WORK ORDER ▸
In the listing below, locate the lines that hold "Perfis" and copy them.

MATERIAL SHOWN ▸
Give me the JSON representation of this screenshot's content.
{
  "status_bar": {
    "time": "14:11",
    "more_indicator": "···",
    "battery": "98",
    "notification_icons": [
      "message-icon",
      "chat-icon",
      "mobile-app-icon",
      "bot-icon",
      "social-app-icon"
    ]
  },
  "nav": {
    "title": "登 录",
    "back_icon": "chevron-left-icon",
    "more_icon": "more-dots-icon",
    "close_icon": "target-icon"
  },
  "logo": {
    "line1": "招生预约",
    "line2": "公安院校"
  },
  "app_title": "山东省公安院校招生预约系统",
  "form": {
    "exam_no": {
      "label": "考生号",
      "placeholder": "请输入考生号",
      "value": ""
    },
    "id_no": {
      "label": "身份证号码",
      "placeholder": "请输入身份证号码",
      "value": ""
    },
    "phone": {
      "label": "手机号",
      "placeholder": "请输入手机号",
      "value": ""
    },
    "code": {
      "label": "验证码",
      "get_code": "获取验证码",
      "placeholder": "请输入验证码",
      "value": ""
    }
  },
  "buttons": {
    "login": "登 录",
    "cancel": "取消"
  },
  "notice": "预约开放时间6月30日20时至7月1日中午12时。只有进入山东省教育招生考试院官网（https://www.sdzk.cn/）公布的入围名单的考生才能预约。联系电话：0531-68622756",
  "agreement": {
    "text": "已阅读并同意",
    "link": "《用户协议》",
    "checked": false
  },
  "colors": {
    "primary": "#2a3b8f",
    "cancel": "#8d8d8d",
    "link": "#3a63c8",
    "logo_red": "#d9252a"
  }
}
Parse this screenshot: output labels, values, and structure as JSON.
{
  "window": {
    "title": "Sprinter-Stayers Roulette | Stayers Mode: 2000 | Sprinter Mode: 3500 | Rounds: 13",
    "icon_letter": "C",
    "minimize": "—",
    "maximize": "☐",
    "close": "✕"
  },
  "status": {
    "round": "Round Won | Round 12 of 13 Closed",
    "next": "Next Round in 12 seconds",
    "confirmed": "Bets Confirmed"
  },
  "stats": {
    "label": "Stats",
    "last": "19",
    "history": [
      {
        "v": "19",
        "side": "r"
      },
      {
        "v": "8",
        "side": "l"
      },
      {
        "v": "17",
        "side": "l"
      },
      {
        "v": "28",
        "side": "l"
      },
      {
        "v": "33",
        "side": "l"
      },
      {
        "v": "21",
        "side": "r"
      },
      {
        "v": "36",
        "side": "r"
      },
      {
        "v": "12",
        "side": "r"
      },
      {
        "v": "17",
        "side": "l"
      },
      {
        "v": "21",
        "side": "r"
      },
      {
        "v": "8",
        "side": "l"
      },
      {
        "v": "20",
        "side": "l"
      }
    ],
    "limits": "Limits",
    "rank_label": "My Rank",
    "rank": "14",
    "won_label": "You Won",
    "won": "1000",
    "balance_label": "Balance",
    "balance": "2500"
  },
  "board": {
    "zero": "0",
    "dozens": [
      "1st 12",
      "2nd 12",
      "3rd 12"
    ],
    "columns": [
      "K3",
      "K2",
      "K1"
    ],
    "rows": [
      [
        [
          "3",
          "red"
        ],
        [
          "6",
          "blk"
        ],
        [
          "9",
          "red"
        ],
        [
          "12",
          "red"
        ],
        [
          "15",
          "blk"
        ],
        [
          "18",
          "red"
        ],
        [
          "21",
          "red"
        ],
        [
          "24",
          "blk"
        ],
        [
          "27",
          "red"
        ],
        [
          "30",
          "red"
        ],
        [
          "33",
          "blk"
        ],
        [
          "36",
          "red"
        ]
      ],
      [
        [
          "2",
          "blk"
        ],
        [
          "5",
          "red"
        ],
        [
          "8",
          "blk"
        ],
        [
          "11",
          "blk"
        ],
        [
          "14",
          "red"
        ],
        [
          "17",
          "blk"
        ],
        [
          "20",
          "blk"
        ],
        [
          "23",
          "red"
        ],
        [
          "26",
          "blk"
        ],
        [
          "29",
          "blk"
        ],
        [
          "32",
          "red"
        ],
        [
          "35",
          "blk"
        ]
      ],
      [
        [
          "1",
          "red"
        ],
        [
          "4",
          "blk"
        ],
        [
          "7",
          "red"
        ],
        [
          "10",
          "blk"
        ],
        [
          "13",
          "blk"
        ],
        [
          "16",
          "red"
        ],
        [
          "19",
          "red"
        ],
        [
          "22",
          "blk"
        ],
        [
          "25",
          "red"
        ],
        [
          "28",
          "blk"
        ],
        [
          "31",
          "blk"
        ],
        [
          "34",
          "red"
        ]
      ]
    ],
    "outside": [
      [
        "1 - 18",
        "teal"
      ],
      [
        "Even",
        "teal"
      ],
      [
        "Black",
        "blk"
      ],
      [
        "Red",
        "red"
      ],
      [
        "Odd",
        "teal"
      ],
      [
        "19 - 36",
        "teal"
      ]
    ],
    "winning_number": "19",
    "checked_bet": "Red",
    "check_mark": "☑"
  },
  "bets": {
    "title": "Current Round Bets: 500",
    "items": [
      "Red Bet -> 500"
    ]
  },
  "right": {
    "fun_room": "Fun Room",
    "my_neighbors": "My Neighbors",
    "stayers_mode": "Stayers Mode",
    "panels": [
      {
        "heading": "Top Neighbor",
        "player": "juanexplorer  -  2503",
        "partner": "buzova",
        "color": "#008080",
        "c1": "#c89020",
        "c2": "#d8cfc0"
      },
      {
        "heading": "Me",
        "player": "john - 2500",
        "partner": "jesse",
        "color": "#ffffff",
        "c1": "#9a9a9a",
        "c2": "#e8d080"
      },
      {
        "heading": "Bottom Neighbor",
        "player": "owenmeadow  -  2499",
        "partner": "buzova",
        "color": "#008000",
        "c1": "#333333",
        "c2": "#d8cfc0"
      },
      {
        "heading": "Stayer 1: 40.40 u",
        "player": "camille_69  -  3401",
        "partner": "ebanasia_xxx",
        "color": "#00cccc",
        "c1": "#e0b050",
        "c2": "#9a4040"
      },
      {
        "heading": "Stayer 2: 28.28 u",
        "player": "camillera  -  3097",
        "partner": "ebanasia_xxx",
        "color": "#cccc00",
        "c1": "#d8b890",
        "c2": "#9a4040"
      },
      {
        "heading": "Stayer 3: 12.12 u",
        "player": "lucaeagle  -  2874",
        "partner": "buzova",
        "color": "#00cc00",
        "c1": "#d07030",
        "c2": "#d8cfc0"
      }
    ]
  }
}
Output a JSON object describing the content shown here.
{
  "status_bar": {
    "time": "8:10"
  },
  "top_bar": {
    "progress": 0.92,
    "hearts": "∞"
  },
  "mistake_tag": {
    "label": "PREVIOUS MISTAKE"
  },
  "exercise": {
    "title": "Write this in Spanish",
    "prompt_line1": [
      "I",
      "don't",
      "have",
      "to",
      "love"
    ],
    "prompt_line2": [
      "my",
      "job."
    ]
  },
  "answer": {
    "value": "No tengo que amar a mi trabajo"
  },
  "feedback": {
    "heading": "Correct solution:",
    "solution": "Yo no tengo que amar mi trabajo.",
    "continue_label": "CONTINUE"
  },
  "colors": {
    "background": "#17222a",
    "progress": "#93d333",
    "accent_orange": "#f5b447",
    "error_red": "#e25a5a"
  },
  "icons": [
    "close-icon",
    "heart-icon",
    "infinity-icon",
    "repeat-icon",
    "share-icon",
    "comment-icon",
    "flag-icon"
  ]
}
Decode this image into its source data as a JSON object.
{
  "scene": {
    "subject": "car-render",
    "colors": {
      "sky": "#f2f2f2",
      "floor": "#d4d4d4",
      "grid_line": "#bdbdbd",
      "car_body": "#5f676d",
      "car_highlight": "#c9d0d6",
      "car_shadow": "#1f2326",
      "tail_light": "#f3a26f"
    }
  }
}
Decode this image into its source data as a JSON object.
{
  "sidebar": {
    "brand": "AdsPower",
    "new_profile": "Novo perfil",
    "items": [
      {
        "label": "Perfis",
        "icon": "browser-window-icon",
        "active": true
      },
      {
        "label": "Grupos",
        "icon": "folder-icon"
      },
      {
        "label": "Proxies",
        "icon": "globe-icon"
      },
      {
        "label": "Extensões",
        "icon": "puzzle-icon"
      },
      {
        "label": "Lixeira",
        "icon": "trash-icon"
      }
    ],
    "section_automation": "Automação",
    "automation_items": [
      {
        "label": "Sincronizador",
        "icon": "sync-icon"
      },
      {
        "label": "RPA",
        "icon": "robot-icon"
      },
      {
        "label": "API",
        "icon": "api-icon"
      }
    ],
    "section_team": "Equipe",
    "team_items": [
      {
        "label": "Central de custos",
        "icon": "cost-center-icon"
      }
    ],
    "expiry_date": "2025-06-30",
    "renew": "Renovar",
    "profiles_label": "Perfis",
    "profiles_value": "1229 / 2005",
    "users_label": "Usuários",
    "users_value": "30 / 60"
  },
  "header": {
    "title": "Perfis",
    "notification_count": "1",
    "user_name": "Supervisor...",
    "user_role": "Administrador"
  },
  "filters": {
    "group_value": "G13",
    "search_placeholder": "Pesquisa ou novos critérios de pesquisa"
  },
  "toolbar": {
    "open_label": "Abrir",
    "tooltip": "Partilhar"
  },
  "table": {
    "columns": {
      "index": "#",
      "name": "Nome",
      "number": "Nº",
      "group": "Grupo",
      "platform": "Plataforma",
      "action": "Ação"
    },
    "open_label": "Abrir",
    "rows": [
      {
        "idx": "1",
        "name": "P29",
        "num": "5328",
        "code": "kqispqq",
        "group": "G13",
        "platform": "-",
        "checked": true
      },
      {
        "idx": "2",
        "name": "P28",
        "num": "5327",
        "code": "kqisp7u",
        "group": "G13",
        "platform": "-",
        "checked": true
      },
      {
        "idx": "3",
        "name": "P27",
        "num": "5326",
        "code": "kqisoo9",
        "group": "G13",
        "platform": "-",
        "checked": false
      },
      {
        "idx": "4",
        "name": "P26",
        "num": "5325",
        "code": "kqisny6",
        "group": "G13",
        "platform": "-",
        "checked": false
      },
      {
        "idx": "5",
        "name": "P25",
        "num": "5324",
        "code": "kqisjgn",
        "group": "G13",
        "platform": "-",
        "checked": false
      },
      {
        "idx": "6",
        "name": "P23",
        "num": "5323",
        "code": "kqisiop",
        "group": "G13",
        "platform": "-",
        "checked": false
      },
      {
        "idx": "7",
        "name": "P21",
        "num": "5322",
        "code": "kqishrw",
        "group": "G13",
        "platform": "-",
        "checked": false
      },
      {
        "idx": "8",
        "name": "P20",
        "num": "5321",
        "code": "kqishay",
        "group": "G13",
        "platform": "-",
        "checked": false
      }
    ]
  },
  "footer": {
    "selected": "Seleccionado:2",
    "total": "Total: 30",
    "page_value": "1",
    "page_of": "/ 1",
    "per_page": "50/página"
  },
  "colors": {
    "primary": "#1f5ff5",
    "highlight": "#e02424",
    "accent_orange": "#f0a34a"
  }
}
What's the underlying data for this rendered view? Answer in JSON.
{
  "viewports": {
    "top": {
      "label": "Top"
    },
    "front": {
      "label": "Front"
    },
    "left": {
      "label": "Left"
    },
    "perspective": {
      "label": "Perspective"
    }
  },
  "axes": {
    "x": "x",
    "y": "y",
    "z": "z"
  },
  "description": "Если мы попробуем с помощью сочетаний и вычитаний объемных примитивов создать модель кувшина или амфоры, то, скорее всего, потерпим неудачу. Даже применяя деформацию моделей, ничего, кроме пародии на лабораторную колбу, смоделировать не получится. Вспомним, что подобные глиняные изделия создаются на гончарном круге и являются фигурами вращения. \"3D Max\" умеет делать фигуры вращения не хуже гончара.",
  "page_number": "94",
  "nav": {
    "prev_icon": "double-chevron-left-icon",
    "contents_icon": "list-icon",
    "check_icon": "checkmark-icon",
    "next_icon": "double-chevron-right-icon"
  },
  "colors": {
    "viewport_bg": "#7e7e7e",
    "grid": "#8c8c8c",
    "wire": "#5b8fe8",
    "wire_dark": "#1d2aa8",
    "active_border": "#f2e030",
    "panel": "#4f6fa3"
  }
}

ANSWER SECTION ▸
        "label": "Perfis",
    "profiles_label": "Perfis",
    "title": "Perfis",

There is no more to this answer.